To attend the retreat, registration is required at frankenretreat.eventbrite.com.
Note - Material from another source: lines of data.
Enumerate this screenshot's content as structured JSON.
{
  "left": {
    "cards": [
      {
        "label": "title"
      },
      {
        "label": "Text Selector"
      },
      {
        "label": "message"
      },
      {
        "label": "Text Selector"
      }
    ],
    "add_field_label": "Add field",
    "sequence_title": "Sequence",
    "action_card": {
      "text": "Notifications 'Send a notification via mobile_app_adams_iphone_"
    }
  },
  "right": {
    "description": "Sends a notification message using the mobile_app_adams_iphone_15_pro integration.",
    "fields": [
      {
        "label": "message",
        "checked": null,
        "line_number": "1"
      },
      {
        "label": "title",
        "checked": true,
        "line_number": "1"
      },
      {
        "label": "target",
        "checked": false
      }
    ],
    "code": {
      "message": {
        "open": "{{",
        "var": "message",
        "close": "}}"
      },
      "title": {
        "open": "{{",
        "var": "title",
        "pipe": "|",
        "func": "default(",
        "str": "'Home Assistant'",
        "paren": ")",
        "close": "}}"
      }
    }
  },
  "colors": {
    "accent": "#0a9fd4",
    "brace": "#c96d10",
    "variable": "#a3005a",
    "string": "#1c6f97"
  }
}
The first 75 registrants will receive a special $90 reduced rate thanks to stipends provided by the National Endowment for the Humanities.

Posted: February 16, 2018 The Great War: Arkansas in World War I
The Sentinel-Record

Hot Springs National Park will host "The Great War: Arkansas in World War I," a free traveling exhibit that tells the story of the state's role during the "war to end all wars" at home and on the battlefields, beginning next week.

The traveling exhibit consists of 12 panels that showcase images from the Arkansas State Archives' holdings, including original documents, photographs, posters, maps, and historical objects, giving a firsthand look at the lives of Arkansans during the war, Hot Springs National Park said in a news release. 

The exhibit covers the chronology of the war, as well as various facets of the conflict, such as training troops in Arkansas, actions overseas, the home front, providing for the war, health care, and Arkansas heroes.

This exhibit is funded in part by a grant from the Arkansas Humanities Council, the Department of Arkansas Heritage and the National Endowment for the Humanities.

Posted: February 16, 2018 Travelling exhibit starts conversation
The Etownian, Elizabethtown College News

Opinions toward the war will be showcased throughout the month, illustrated by works of the student body, college faculty and the general public from the College’s Hess Archives.

The World War I and America exhibition included objects that ranged from patriotic artwork to informative passages on why war happens.

“When thinking of America, I realize that it is really a melting pot of many cultures,” senior Mary Walsh said.

World War I and America is a traveling, National Endowment for the Humanities (NEH) educational exhibit that illuminates the impact that WWI had on the United States.

By involving libraries and museums nationwide, the mobile presentation shares the various hardships of war through the writings of Americans who lived through it.